On 21st May 1940 the British Hospital Ship Maid of Kent was destroyed by enemy action while collecting wounded soldiers at Dieppe. Maid of Kent, and her sister Isle of Thanet, were cross-channel ferries that had been requisitioned at the outbreak of WWII and converted into hospital ships. As well interior work, they were both painted in the internationally-recognised livery of white hulls and a broad green band, with large red crosses on the hull and funnel. They were also always brightly illuminated.
Maid of Kent had been sent to Dieppe on 18th May 1940, under Captain Addenbrooke, along with another ferry, Brighton. Soon after arrival the harbour was attacked by the Luftwaffe, but the ship escaped damage. Further attacks followed but each time the hospital ship escaped attention. It probably helped that a large area of lawn beside the quay had been covered with white chalk and a large red cross had been sprayed on, and also a large white canvas had been stretched between the mainmast and the stern flag post, with a large red cross painted on.

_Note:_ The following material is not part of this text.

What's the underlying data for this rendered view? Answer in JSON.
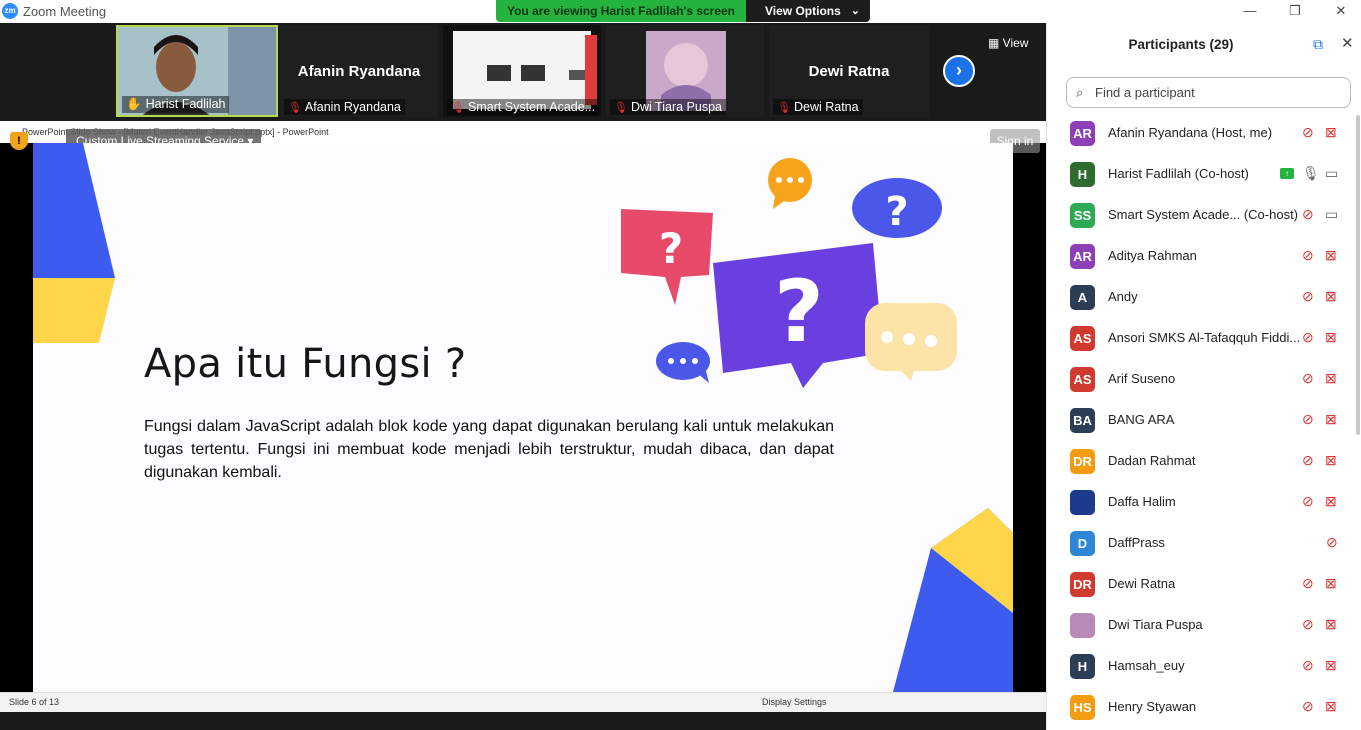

On 21st May a train pulled up alongside Maid of Kent, and stretcher cases were taken off and laid on the quayside, waiting to be taken aboard. Then, at 5pm, the Luftwaffe attacked again. The first wave of bombers attacked the harbour but missed the hospital ship. However, the second wave of bombers swept in, and Maid of Kent was hit. One bomb dropped straight down the funnel into the engine-room, and another two hit the afterdeck: the ship was completely ablaze within a few minutes. Seventeen of the crew were lost, along with 11 RAMC personnel. The train was strafed by the aircraft and burned out, but none of the injured soldiers on the quayside were further hurt. The vessel was abandoned in the early hours of the following day.